In this experimental study, effects of age and education on switching focal attention in working memory were investigated among 44 young (20-30 years) and 40 middle-aged individuals (50 60 years). To this end, a numeric n-back task comprising two lag conditions (land 2-back) was administered within groups. The results revealed a comparable increase of reaction time as a function of lag across age groups, but a disproportionate decrease of accuracy in the middle-aged relative to the young group. The latter effect did not interact with education, which challenges the cognitive reserve hypothesis. Moreover, the high-educated middle-aged participants showed a greater increase of reaction time as a function of lag than their low-educated counterparts. Apparently, they were not able to sustain their relatively high response speed across conditions. These results suggest that education does not protect against age-related decline of switching focal attention in working memory.

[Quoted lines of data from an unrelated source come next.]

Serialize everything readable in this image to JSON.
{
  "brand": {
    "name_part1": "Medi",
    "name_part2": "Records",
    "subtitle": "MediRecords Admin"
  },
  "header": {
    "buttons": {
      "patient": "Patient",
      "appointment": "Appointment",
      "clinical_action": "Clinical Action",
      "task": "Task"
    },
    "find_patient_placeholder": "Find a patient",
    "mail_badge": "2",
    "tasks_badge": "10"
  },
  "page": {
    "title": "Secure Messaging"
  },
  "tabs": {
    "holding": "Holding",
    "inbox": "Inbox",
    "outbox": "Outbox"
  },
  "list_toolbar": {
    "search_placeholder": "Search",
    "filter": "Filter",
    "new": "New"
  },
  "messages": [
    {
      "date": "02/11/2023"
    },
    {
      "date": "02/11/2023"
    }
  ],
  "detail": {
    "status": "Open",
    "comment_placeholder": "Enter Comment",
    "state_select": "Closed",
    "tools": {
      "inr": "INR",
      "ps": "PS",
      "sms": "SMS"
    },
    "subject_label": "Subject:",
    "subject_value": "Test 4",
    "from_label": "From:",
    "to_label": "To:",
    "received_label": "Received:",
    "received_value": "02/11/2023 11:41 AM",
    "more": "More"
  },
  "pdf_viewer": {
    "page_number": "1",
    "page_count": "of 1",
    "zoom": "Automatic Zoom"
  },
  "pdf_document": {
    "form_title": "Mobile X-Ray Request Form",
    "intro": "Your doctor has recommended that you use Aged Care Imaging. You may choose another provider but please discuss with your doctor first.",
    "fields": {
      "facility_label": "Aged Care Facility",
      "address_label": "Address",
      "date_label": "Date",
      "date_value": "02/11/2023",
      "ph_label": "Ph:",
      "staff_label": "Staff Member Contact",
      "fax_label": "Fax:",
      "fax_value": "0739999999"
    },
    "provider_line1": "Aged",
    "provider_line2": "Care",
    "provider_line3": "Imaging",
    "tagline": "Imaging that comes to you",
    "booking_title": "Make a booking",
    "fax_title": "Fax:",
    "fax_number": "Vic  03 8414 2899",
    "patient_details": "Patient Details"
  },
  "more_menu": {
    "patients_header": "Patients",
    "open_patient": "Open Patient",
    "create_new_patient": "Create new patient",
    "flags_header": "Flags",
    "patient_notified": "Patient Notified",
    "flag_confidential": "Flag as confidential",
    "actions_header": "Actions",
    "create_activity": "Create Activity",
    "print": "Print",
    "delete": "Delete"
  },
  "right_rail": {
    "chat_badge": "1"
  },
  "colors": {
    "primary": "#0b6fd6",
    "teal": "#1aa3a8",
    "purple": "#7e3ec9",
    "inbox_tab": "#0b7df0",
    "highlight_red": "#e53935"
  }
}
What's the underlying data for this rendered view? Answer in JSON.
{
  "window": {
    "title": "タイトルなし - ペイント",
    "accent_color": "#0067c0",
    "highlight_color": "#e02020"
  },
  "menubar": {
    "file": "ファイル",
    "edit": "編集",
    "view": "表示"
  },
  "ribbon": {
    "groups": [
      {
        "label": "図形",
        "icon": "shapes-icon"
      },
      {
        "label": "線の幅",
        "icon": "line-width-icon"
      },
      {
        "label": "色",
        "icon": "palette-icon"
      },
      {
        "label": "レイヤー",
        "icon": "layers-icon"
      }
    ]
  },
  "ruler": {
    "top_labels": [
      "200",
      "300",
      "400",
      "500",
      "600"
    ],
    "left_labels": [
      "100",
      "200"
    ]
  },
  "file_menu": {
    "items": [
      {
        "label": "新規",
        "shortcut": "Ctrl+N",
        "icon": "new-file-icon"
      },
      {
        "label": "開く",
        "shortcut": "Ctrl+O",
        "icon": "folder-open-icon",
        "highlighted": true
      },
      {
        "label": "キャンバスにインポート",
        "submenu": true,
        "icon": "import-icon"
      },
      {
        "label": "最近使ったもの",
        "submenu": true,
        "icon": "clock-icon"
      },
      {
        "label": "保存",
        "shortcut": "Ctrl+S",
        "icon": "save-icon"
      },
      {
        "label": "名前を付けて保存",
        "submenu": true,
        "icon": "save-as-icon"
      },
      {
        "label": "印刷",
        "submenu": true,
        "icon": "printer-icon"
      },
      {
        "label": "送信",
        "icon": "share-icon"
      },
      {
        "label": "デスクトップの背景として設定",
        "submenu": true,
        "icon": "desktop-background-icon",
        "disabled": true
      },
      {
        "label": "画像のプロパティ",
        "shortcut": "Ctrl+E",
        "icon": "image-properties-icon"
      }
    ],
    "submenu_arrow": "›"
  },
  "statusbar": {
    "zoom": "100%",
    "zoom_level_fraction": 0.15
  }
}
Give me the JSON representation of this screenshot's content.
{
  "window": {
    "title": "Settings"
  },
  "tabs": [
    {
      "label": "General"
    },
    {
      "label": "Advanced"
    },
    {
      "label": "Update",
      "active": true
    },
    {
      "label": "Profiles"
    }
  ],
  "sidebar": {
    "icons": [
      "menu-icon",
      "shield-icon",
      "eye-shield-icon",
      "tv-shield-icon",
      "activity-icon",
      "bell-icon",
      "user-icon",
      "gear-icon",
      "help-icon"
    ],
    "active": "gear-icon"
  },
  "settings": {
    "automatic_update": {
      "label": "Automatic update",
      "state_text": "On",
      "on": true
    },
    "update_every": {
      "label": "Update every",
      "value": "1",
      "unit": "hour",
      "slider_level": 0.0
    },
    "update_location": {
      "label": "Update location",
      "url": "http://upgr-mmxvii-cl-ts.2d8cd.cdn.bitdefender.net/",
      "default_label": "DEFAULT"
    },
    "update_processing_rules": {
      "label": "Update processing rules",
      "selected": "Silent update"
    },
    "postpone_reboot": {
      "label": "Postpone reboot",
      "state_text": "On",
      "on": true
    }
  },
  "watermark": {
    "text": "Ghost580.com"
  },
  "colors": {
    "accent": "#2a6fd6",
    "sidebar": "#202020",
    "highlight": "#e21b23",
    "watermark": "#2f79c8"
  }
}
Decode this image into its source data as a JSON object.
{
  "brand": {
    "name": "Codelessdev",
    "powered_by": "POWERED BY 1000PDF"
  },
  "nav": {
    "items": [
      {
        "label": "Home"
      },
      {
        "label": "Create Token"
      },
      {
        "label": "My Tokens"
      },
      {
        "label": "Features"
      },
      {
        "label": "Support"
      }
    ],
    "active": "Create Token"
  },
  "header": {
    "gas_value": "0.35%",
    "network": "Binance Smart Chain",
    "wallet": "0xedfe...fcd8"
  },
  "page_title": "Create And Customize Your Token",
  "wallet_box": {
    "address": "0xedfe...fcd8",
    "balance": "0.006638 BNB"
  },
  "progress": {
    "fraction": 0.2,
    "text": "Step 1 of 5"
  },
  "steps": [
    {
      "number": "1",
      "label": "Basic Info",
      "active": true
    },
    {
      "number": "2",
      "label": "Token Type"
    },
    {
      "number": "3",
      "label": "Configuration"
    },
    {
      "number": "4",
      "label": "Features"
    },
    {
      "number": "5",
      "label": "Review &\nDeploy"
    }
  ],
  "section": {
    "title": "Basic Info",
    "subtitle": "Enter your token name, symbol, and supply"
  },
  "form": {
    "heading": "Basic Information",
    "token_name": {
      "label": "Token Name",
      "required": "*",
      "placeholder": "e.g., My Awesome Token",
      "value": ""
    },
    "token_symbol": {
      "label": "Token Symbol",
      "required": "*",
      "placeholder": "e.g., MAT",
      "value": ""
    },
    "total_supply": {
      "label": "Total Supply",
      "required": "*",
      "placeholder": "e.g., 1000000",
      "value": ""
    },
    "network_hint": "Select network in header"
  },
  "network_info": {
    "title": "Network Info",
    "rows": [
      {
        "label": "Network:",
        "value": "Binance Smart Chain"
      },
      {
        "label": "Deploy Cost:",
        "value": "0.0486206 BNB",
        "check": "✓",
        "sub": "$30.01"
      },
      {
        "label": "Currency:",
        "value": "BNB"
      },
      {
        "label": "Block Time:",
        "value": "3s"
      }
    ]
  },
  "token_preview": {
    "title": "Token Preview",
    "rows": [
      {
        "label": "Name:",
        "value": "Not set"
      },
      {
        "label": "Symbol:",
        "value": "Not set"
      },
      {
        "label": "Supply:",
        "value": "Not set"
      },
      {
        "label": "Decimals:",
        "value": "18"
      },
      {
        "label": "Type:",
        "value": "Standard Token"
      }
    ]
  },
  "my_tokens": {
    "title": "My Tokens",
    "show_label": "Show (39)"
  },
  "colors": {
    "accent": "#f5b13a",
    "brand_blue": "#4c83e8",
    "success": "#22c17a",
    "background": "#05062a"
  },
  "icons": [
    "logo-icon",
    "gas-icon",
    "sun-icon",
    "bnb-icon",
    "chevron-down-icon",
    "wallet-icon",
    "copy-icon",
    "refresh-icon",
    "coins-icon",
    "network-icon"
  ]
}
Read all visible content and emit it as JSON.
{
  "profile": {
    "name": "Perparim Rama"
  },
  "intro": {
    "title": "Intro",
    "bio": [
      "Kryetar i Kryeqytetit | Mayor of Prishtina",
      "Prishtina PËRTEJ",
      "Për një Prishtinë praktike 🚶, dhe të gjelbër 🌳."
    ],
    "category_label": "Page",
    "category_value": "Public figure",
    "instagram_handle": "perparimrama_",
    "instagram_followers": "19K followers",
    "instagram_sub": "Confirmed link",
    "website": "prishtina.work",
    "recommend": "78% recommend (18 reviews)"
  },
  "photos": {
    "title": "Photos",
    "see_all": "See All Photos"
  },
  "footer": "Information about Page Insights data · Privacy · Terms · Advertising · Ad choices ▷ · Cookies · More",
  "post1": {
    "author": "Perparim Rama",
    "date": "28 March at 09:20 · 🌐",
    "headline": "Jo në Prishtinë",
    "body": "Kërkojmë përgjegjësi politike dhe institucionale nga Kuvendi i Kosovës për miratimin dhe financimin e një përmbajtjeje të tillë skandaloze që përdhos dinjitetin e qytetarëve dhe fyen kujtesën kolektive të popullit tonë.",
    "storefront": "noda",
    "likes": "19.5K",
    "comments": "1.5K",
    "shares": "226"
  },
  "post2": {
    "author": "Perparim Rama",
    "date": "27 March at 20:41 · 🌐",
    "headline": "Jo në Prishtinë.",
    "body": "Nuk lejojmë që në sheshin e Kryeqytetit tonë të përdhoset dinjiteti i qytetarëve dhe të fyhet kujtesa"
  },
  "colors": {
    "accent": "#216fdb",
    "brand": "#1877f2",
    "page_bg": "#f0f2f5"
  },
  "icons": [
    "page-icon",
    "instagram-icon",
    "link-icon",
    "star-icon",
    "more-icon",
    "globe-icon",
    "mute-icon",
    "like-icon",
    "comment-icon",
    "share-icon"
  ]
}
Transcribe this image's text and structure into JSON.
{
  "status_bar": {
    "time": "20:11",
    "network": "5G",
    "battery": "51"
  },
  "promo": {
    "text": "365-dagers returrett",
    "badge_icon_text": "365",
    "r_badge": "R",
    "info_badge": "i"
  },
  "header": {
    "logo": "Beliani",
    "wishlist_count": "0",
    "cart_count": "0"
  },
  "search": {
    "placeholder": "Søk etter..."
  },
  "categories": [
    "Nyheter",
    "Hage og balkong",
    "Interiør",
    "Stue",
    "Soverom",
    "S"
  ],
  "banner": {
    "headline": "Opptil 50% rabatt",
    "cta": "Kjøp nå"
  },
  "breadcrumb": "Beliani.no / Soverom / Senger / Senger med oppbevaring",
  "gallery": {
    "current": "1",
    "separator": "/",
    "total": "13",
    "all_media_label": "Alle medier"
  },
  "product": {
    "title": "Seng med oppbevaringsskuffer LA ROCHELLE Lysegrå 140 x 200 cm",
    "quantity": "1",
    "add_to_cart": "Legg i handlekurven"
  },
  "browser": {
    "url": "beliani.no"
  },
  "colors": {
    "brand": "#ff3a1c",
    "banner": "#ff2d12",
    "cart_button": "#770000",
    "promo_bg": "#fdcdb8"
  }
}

van Gerven, P. W. M., Meijer, W. A., & Jolles, J. (2007). Education does not protect against age-related decline of switching focal attention in working memory. Brain and Cognition, 64, 158-163. https://doi.org/10.1016/j.bandc.2007.02.005